"Lord I’ve been trying to be understood
And Lord I’ve being to trying to do as you would
But each time it gets a little harder
I feel the pain
But I’ll try again"
A song that proves you don't have to scream to be heard. That the best music, they best way of easing an idea into our souls, is music that comes from the heart not the head. When you listen to a Bob Dylan record, it's hard not to get the feeling that the point he is trying to put across is how great, how bright, Bob Dylan is. That he is somehow above us and trying to hand these ideas down. But for me, it doesn't work. Give me a song that conveys something I have thought or felt. Give me 'Sensitive' by the Field Mice or 'What do we do now?' by Just Joan’s. Honest, real, song writing.
The people I most look up to and admire in the world of music are John Peel, Tony Wilson and Alan McGee. The reason for this is that they have all on their own way realised that the person listening to the record is just as, or even more, important than the person making it. It takes real skill to truly appreciate a good record, a skill that’s sadly undervalued and is even maybe dying out thanks to the new order of clicking and owning. Records should be held against a chest in pride, in defiance, not stored in neat digital rows in a virtual records shelf. Music should be about the record, not the song. Maybe I’m turning into a sour old man, but I’m damn sure that a kid listening to a 79p download on a P.C. will not get the rush I did when listening to the 7" of This Charming Man.
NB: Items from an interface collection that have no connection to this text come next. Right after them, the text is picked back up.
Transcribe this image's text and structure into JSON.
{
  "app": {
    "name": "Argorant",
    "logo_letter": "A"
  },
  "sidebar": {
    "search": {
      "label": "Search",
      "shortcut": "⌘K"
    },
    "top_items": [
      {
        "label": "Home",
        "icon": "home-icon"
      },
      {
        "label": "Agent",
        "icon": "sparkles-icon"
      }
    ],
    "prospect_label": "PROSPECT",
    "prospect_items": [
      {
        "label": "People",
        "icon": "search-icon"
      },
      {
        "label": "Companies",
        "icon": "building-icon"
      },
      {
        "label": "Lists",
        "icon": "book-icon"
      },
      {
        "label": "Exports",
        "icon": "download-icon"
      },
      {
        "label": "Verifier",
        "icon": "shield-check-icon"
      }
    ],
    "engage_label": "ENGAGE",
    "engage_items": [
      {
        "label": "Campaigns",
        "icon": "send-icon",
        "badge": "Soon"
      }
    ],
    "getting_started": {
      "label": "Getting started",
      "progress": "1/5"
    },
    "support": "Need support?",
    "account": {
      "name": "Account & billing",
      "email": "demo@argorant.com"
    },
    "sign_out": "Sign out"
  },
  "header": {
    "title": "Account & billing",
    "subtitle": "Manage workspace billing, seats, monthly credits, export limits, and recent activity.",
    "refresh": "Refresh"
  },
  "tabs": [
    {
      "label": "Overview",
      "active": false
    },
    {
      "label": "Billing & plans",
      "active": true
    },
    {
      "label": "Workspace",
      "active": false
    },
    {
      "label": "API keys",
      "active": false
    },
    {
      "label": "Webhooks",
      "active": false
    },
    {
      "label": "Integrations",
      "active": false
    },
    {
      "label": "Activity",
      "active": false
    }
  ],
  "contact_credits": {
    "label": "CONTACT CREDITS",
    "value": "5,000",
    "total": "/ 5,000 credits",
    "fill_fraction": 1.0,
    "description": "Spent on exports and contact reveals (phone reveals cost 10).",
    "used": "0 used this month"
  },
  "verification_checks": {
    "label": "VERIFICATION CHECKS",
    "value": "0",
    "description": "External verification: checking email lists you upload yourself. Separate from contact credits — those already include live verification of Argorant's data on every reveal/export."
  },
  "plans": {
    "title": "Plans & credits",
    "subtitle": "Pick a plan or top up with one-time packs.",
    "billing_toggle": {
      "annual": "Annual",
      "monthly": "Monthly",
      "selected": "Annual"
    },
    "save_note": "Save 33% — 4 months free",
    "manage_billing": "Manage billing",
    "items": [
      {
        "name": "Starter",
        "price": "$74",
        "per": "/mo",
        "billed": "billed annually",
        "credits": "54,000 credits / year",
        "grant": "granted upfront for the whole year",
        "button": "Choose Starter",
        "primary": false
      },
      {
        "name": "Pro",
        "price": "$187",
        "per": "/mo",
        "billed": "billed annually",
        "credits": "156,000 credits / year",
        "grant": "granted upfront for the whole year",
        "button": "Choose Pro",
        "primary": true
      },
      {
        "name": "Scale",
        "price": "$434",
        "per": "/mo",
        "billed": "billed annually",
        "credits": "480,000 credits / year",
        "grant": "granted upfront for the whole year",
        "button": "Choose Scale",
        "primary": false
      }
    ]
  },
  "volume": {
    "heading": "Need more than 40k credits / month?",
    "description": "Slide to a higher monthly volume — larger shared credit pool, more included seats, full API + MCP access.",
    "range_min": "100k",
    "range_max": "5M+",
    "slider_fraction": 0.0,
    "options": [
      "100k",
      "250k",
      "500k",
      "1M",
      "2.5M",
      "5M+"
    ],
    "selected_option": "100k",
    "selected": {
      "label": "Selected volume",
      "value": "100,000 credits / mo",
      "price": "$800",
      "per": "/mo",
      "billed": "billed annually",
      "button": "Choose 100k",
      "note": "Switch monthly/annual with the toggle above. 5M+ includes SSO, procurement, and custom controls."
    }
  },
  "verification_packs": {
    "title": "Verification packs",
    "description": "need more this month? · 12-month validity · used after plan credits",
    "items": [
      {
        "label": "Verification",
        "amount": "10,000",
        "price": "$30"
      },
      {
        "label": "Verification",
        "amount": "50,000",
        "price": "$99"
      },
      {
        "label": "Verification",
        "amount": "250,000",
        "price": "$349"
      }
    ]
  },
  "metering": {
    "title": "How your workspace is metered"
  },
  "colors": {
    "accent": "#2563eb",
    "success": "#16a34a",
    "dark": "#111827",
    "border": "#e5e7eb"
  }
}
The first time I heard Start Again by Big Star was at a house party. Techno boomed downstairs while people snogged each other amongst the empty cider cans and spilled ashtrays. Fair enough I thought, but I retreated to a back bedroom with a few people to drink and talk and listen to records. The moment the Big Star L.P. crackled round to this track I was spell bound. I made a note of the name of the album and had to send off to receive it via mail order. The week wait while it winged its way to my door was one of the longest I’ve experienced. The song starting to fade from my memory like the face of someone you have a crush on, turning more and more abstract and smoke like the more you try to concentrate on it. Happily, the song sounded just as good the second time I heard it, if not better, and has stayed with me ever since. Maybe the wait made it better. Maybe if I downloaded it as soon as I got home I would not be writing this now.
These songs are ours, as they play out our lives. Songs about making mistakes, not fitting in, of finding being afraid by love as natural as being consumed by it. Songs of romance, lust and shy danger. These are the songs of my life and of yours. I'm not living on a prayer. I’ve never been welcomed to a jungle. I don't know what a radio gaga is.
'Start Again' like countless others, was written and performed by shy misfits and the kids who didn't make the team. Written not to impress or self fulfil, but because they had too. Songs are like love affairs. The one's that really matter don’t come along as often as perhaps we might like them too. So when they do, for gods sake hold onto them.